MILLIONS of youths endure the daily turmoil of living with an alcoholic parent. Says the book Teen Troubles”: Living with an alcoholic parent means living with stress-stress that come at you from a dozen directions.” A high proportion of alcoholic parents abuse their children physically or sexually. And even when the situation is not so extreme, the book Options notes “if drinking makes [the alcoholic parent] unpredictable, irresponsible, reckless, or moody, it’s bad enough.” No wonder, then that many teens may feel angry, embarrassed, or frustrated at times. This is why as teacher we need to learn how to help children with their problems that they may have with their parents who are alcoholic. My paper is based on Understanding the Problem, How Teens are Affected, and Helping Teens to Cope.

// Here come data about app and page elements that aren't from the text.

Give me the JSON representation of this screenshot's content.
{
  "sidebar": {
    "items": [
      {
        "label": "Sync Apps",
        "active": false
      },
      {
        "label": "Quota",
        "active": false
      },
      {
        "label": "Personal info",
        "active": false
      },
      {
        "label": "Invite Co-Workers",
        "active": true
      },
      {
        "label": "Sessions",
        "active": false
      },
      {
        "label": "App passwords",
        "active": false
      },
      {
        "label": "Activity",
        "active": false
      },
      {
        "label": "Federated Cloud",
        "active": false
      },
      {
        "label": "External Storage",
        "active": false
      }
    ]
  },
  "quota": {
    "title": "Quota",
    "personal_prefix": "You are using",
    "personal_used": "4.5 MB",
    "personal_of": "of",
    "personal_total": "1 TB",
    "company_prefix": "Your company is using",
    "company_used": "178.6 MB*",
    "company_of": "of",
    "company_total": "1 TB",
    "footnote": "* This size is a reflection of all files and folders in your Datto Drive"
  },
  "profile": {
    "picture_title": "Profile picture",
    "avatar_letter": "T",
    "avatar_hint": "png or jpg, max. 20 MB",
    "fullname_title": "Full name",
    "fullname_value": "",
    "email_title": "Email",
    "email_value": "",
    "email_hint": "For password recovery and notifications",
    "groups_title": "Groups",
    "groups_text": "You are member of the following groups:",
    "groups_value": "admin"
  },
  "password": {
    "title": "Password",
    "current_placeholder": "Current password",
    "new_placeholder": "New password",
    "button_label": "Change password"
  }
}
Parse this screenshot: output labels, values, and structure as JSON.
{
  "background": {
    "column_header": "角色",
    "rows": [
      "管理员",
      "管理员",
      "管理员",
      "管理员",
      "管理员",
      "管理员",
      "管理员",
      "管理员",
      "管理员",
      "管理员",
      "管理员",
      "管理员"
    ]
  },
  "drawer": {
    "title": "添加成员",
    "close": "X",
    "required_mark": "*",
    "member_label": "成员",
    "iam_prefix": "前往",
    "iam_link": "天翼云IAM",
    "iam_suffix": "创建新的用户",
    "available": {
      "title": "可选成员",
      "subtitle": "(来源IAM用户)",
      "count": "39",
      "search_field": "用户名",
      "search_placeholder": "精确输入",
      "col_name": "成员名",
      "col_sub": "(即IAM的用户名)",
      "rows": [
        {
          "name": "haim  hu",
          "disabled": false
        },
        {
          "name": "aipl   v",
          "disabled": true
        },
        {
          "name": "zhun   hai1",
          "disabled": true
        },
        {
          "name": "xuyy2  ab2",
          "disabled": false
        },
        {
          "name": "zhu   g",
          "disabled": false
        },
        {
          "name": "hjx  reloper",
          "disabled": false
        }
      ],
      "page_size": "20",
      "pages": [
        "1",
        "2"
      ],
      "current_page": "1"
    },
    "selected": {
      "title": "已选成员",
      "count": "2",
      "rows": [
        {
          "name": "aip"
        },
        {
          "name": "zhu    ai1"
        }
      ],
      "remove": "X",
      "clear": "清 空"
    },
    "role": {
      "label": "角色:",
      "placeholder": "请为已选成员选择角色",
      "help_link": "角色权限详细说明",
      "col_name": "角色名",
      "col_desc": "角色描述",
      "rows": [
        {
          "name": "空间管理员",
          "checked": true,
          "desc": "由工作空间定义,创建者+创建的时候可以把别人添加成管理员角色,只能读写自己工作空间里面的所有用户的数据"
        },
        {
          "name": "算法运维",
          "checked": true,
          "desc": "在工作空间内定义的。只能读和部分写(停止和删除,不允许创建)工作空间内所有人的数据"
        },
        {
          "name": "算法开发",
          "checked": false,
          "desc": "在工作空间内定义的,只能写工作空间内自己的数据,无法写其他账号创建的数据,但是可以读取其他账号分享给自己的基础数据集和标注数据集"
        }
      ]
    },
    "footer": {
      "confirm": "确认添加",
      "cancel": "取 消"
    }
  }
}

Understand the Problem
First of all, it helps to gain some insight into why parents drinks in the first place. An alcoholic is not simply someone who gets drunk once in a while, nor is an alcoholic necessarily a drunkard. Experts define alcoholism as a chronic drinking disorder that causes grievous problems affecting life, work, and health. The alcoholic is preoccupied-obsessed-with alcohol and simply cannot control its consumption. Most experts agree that alcoholism can be controlled only by total abstinence from alcohol. While alcoholism may involve some physiological quirks that me makes certain people more prone to alcohol addiction, emotional factors also appear to be involved. For example, chronically self-loathing often lurks beneath an alcoholic’s exterior. “In my experience.” Says Dr. Abraham Twerski, “I have never come across an alcoholic who had a positive sense of self-worth, feelings of adequacy and self-confidence, prior to becoming involved with alcohol.” Indeed, many alcoholics grew up in alcoholic families. Drinking may serve to numb the pain of their childhood emotional scares. However, drinking simply compounds an alcoholic’s problems. According the book Under the Influence, his “actions, thoughts, and emotions are warped by alcohol.” The alcoholic thus has much more than a drinking problem: he also has a deep-rooted thinking problem. He may need considerable help, perhaps from a trained professional, to quit drinking. Still, having some understanding of alcoholism, you can at least begin to view where some teens and parents are going through, and have a measure of compassion.
How Teens Are Affected
When a parent is an alcoholic, each family member is affected. Many teen lives may be fraught with uncertainty. Many teens are asking them self is my parent going to come home sober or drunk. Will they be hugged or hit? Yes, alcoholic parents often vacillate between extremes. They can be loving and responsible when sober, irrationally violent and abusive when drunk. Teens love their alcoholic parent one moment, may resent him the next. “Some days I just wished he were dead” (Teen Troubles). At times the effects of growing up in an alcoholic household do not become apparent for years. Children of alcoholics often become alcoholics themselves-or marries one.
Helping Teens to Cope
The environment from which a person comes is less crucial than the choice the individual makes as he responds to that environment. Yes, even if things at home seen out of control, teens can take charge of their lives. How? Teach teens not take responsibility for their parent’s drinking. ” My parents told me it was my fault,’ said 13-year-old Beth. They blamed their drinking on her unruly behavior. I was very guilty about the whole thing’ she admitted”(Teens Troubles). Help teens to understand that it is parents-and-parents alone-is responsible for his alcoholism. Help teens to understand that they cannot cure their parents without help from a trained professional. Explain to the teens that ranting, raving, crying, and arguing with him accomplished little. On the other hand, teens are not obliged to shield him from the consequences of his drinking by lying for him or dragging him off the front porch when he has fallen into a drunken stupor there. Teens need to encourage their parents to get help. Usually this requires the cooperation of a nonalcoholic parent and siblings. Family members can (1) help the alcoholic face the consequences of his drinking and (2) confront him directly
regarding his drinking.
Teen needs to know that they should leave the scene of trouble. Teens should not put them self in the middle of a parental quarrel. If possible, teens should retire to their room, or go to a friend’s house. When the threat of violence exists, outside help may be needed.
Teen need to acknowledge their feelings. Some youths feel guilty because they sometimes resent their father. But it is only normal to feel this way, especially if his drinking prevents him rendering teens the care and support they need. Teen needs to focus their hatred on the alcoholism instead of on him personally.
In summary the best and sometimes the only thing a teacher can or should do is be a good listener. As a teacher I do not like to tell my students what they should do or not do at home, but I always try to get the kids to help them self or to get help. Some times all that you can do is be a good friend.
Helping Children of Alcoholics
William Todd Poindexter
June 13, 1996